Put Your Sole Proprietor Business Plan to Work - dummies

Put Your Sole Proprietor Business Plan to Work

By Steven D. Peterson, Peter E. Jaret, Barbara Findlay Schenck

Getting absorbed by day-to-day business needs — whether collecting an unpaid bill or addressing a looming client issue — is easy to do. If you’re not careful, you’ll be so busy serving clients that you’ll forget to run your own business. Plan to avoid this pitfall. This is where your business plan can rescue you, keeping you focused on your goals and objectives and the deadlines of your action plan.

Sole proprietors don’t need to write out a long and formal business plan. But putting the key components in writing is important. It’s equally important not to let that written plan gather dust. Post your mission statement in your office or studio.

Many sole proprietors say they frequently get inspired all over again by looking at their mission and vision statement. Keep track of your goals and objectives, too. They can help guide and nudge you when motivation may be lacking.
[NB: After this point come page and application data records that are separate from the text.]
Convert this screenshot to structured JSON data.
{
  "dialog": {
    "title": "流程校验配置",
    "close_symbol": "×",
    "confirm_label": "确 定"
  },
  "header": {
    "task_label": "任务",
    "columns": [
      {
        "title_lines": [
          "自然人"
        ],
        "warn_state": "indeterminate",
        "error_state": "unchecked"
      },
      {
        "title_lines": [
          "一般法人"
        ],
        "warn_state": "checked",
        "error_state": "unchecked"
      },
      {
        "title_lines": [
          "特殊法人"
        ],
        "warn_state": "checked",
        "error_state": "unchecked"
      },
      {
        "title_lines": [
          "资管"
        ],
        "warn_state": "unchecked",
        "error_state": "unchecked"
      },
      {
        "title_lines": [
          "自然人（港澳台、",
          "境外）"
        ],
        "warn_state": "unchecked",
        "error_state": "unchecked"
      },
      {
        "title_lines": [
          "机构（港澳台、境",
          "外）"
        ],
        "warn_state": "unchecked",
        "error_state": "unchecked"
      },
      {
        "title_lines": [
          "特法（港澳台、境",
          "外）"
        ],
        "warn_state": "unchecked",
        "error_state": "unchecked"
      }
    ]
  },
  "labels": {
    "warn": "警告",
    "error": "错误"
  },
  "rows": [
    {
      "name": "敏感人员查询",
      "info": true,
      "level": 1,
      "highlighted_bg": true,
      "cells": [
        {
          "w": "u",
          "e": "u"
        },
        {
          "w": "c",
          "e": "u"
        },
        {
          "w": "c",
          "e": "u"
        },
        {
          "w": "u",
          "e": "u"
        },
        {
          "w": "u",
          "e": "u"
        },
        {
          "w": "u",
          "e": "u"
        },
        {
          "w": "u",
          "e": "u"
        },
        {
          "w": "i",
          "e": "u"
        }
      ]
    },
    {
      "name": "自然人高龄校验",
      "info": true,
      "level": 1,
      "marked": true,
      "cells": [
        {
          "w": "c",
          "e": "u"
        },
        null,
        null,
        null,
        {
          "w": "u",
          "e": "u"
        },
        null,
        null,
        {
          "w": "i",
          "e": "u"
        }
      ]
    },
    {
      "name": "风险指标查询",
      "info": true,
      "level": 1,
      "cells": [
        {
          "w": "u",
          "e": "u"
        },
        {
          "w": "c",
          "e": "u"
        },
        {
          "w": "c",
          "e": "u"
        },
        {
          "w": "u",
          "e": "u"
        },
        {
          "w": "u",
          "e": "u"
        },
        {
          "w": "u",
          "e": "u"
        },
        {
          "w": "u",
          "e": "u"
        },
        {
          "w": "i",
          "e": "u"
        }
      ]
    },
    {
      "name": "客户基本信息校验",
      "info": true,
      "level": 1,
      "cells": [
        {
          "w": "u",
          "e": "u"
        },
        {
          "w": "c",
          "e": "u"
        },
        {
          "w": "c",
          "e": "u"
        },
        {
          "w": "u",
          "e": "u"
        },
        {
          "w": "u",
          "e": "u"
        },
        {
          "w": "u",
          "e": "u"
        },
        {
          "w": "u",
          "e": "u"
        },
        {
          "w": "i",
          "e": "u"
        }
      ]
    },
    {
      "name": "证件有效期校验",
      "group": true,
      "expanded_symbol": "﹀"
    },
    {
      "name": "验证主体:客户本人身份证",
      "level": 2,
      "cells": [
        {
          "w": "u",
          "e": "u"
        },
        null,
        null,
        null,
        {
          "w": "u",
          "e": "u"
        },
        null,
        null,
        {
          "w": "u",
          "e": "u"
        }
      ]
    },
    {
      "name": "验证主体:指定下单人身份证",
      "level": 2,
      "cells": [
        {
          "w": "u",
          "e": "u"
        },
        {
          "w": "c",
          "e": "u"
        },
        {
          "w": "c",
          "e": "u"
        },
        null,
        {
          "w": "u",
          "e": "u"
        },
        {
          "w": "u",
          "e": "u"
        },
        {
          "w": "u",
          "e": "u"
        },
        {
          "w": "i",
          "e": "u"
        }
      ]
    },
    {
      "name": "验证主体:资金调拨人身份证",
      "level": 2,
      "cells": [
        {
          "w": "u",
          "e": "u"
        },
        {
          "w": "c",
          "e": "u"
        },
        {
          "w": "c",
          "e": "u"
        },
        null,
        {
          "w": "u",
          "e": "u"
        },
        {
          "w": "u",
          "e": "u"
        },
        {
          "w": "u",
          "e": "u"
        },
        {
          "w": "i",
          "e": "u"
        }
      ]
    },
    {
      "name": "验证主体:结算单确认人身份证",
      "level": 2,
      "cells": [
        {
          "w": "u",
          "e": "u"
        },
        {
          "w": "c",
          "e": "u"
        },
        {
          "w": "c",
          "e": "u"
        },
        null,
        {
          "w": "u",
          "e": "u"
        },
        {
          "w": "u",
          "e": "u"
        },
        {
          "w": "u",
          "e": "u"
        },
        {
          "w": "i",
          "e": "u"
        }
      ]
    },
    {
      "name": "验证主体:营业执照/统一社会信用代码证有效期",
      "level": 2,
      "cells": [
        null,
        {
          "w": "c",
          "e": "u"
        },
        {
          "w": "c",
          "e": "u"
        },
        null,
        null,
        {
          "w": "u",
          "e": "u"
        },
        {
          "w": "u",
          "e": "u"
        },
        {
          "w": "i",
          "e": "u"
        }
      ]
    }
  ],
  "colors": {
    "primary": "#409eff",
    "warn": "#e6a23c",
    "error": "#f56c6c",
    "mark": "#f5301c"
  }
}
You can also assess your strengths and weaknesses. Every business, even a sole proprietorship, has its strong points and its liabilities. Recognizing your plusses and minuses can help you know where to put your energies as you plan and build your solo enterprise.